Beijing 2008 is the official videogame to this year’s Summer Olympic Games being held in China. Carrying on a tradition that started back in
Beijing 2008 is the official videogame to this year’s Summer Olympic Games being held in China. Carrying on a tradition that started back in the 80s, Eurocom have teamed up with Sega to bring us this sports-heavy title. Unlike the Sonic & Mario spin-off released last year, this title is a serious sports simulation, boasting 32 national teams, along with 35 events across a range of disciplines.
Beijing also carries on the tradition of previous ‘Olympic’ games by including the same old button mashing system for most of the events. It is very reminiscent to the classic Track & Field title by Konami, which went a long way to set the pace for the genre. This is not necessarily a good thing though…
The running events are the button mashers.
Limited customization means that you see a lot of clones walking about.
Most of the games like the 100m sprint or shot put event will simply have you tapping A and B as fast as you can. This doesn’t say much about all the progress that gaming has made over the past couple of years, and it’s a bit disappointing. However, some of the more technically ‘complex’ sports have more innovative control schemes, and it’s in these that the game really stands apart.
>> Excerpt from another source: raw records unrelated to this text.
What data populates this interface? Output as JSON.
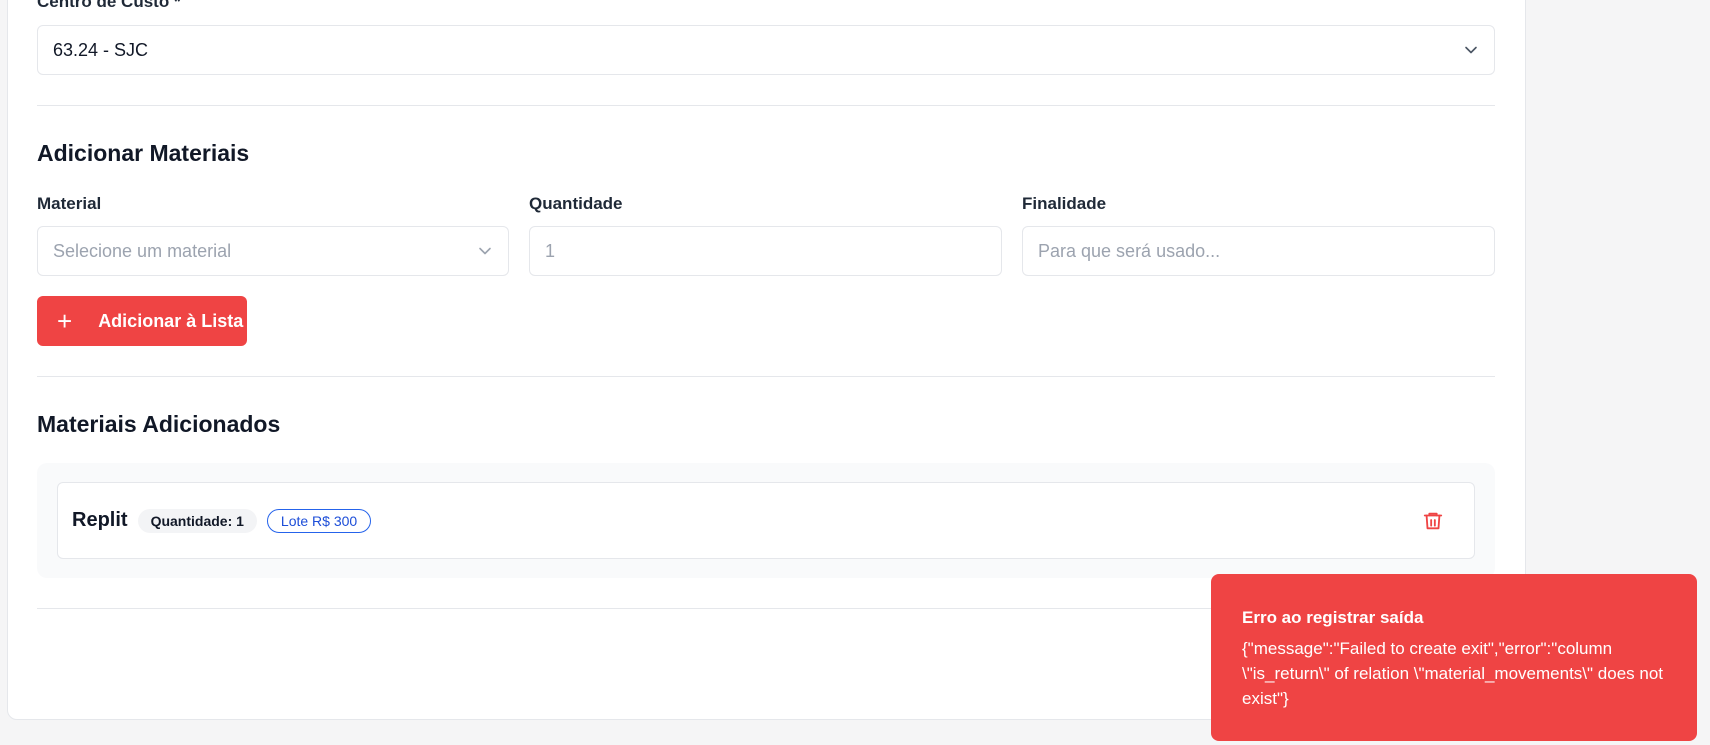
{
  "cost_center": {
    "label": "Centro de Custo *",
    "value": "63.24 - SJC"
  },
  "add_materials": {
    "title": "Adicionar Materiais",
    "material_label": "Material",
    "material_placeholder": "Selecione um material",
    "quantity_label": "Quantidade",
    "quantity_value": "1",
    "purpose_label": "Finalidade",
    "purpose_placeholder": "Para que será usado...",
    "add_button_label": "Adicionar à Lista"
  },
  "added_materials": {
    "title": "Materiais Adicionados",
    "items": [
      {
        "name": "Replit",
        "quantity": "Quantidade: 1",
        "lot": "Lote R$ 300"
      }
    ]
  },
  "toast": {
    "title": "Erro ao registrar saída",
    "message": "{\"message\":\"Failed to create exit\",\"error\":\"column \\\"is_return\\\" of relation \\\"material_movements\\\" does not exist\"}"
  },
  "colors": {
    "primary": "#ef4444",
    "badge_blue": "#2563eb"
  }
}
For example, the diving event sees you manipulating the analogue sticks to gently guide your competitor through the motions, and on the gymnastic events, you have to time the pressing of various buttons with what’s happening on screen to pull off a ‘perfect’ manoeuvre.
Unfortunately, tutorials that are way too quick often lead to a steep learning curve for some events. Combined with the fiddly control systems that exist for a few of the events, it can be a frustrating experience. Only a game like Beijing can remind you how bad you are at sports in real life, yet also manage to make you look like a muppet at the videogame as well.
The shooting events can be quite fun.
Events like swimming make things more interesting with timed actions.
Still, as a sports simulation, Beijing is one of the better ones. The graphics are certainly on par for a ‘next-gen’ title, and the variety of events available means that there is something for everyone.
There is also multiplayer support, with a fully integrated and up to date leader board. This is a first for this type of game, and whilst Beijing starts out small, it starts out well. Competing with up to 8 friends online, you can take part in all of the events the game has and test your skills against one another. This can prove a welcome break to competing against the computer, and brings a little bit of that ‘party’ feel you get from games like Mario Party.
The game’s biggest weakness is probably the fact that unless you are a particular fan of games like this, it won’t appeal to you that greatly. Apart from online, the game supports only two other modes: training and a campaign.
Try as hard as you can to beat your friends.
Graphics are not bad, although they don’t really push any envelopes.
The training mode is obviously useful for when you first start out, practising events so that you can get a hang of the controls. In all honesty though, the sheer number of events means that you will most likely get bored before you have tried everything, and will just move straight to the campaign. The campaign, which simulates the real Olympic event, is split up into ‘days’. Each day, you get a selection of events that you need to compete in, and obviously qualify in order to proceed to the next round. You earn points as you go along, which can be invested in attributes such as speed and power, which augment your athletes and makes it easier to perform well.
BEIJING 2008 VERDICT
Those who like sports games will like Beijing 2008. The combination of old school button mashing, and intricate control manipulation means that this title is probably the best Olympic videogame so far. Unfortunately, it’s one for the fans, and those that are not really into the sports genre, or prefer more main-stream titles will probably find themselves getting bored quickly of this game. Still, a good effort, and a worthy companion to this year’s games.